God in Flesh Appearing
The Life of Jesus
December 4, 2007 - As true as it is that Jesus was born to die, He was not born only to die. He was also born to live ...
Caring About the Life of Jesus
To be sure, some throughout history have neglected (Jesus’) real life, paying attention only to His teachings.
The authors of the biblical Gospels, on the contrary, cared about the life of Jesus. They meticulously gathered oral and written traditions about Jesus that had been preserved by the early Christian community, weaving these remembrances into tapestries that present historically credible accounts of Jesus’ ministry even as they portray Him as Messiah.
»Learn more about the Christ of Christmas
The Life of Jesus Shows Us God the Father
What difference does the life of Jesus make for us? First of all, His life shows us God the Father. The Gospel of John explains, “The Word became flesh and made his dwelling among us” (John 1:14, NIV). Jesus, as the Word Incarnate, “who is at the Father’s side, has made him known” (John 1:18, NIV).
Thus, Jesus can say, “Anyone who has seen me has seen the Father” (John 14:9, NIV).

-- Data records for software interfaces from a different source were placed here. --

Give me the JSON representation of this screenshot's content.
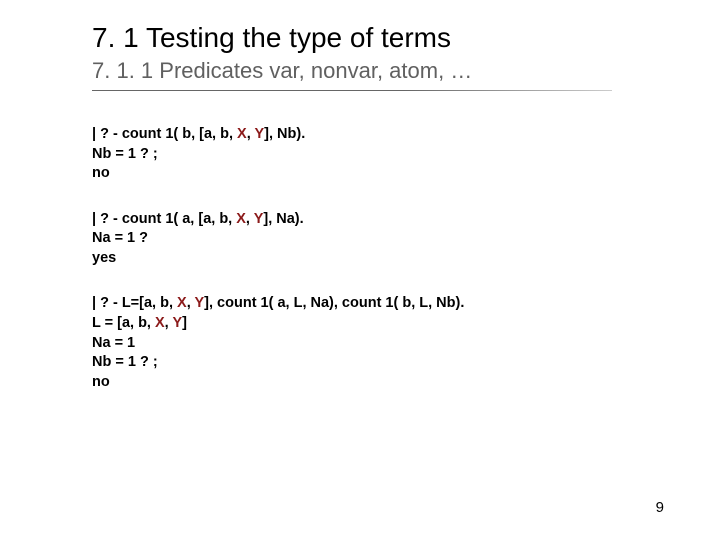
{
  "title": "7. 1 Testing the type of terms",
  "subtitle": "7. 1. 1 Predicates var, nonvar, atom, …",
  "blocks": {
    "b1": {
      "q_pre": "| ? - count 1( b, [a, b, ",
      "q_mid1": "X",
      "q_sep": ", ",
      "q_mid2": "Y",
      "q_post": "], Nb).",
      "line2": "Nb = 1 ? ;",
      "line3": "no"
    },
    "b2": {
      "q_pre": "| ? - count 1( a, [a, b, ",
      "q_mid1": "X",
      "q_sep": ", ",
      "q_mid2": "Y",
      "q_post": "], Na).",
      "line2": "Na = 1 ?",
      "line3": "yes"
    },
    "b3": {
      "q_pre": "| ? - L=[a, b, ",
      "q_mid1": "X",
      "q_sep": ", ",
      "q_mid2": "Y",
      "q_post": "], count 1( a, L, Na), count 1( b, L, Nb).",
      "l2_pre": "L = [a, b, ",
      "l2_mid1": "X",
      "l2_sep": ", ",
      "l2_mid2": "Y",
      "l2_post": "]",
      "line3": "Na = 1",
      "line4": "Nb = 1 ? ;",
      "line5": "no"
    }
  },
  "page_number": "9"
}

Jesus reveals God through His words, to be sure. For example, He teaches us to address God as Abba, an Aramaic term that means both “father” and “daddy.” Jesus also speaks to God as Abba, modeling the content of His instruction. Moreover, in His exemplary love for people, including the downtrodden and the outcasts, Jesus embodies the love of the Father.
Ultimately, Jesus reveals the Father’s love by choosing the cross. In the stirring image of the crucified Son, we see the love of the God who “so loved the world” (John 3:16, NIV).
Do you have questions about God's love? »Submit a spiritual question online.
The Life of Jesus Shows Us How to Live
Through words and deeds, Jesus teaches us how to live. The One who called us to forgive others is the same One who forgave the Roman soldiers who crucified Him.
Wherever Jesus was, God’s reign was present and active. Jesus healed the sick, ate with sinners, cast out demons, welcomed children and preached the Good News of the Kingdom, not only because these were right things to do, but also because they reflected the presence of God on earth.
Thus, when we imitate Jesus, we do more than tally up His commands so we can be sure to obey them. We also learn what it means to offer our life fully to God our King, seeking His will, ministering in His power, announcing His presence and inviting people to experience His salvation—just as Jesus did.
»Listen to Billy Graham speaking about Christian love for others.
The Life of Jesus Helps Us Experience His Compassion
Hebrews 4:15 explains, “For we do not have a high priest who is unable to sympathize with our weaknesses” (NIV). Why can Jesus sympathize with us this way? Because He was fully human, even as He was also fully divine.
Hebrews reveals the theological truth of Jesus’ full humanity. The Gospels illustrate this truth in living color. Here we watch Jesus weep (John 11:35), get angry and thirsty (Mark 3:5, John 19:28) and be deeply grieved (Mark 14:34). We see Him moved with compassion (Mark 6:31) and tempted (Matthew 4:1-11). In one of the most stirring scenes in all of Scripture, we observe Jesus struggling with the knowledge of His impending crucifixion yet wanting God’s will to be done (Mark 14:32-42).
So when we’re struggling, aching or doubting—when we’re going through all the challenges of human life—we have in Jesus One who truly understands, One who knows our sorrows and our joys.
Are you struggling this season? »Submit a prayer request online.
Immanuel—God With Us
His humanity wouldn’t be remarkable, since all babies are fully human, except for the fact that Jesus was also fully divine. The Baby laid in a manger was not just an inspired human being, but also Immanuel, which means in Hebrew, “God with us.”
To be sure, Jesus was a great teacher, a miracle worker and the Savior who bore our sin on the cross. He was fully man, whose perfect human life helps us know God as our Father. And He was really God with us. His life shows us who God is and how God wants us to live. When we wonder what God is like, we need to look only to Jesus.
Moreover, in the One called Immanuel, God has drawn near to us. Therefore, we have confidence to draw near to God, assured that He understands our weaknesses, forgives our sins and welcomes us into His presence.
As you celebrate the birth of Jesus this Christmas, may you also remember His fully-human, fully-divine life. May you know God more deeply, so that you might live more fully—not just in this joyous season—but all year long.
Bible verses marked NIV are taken by permission from The Holy Bible, New International Version, copyright ©1973, 1978, 1984 International Bible Society, Colorado Springs, Colo. ©Billy Graham Evangelistic Association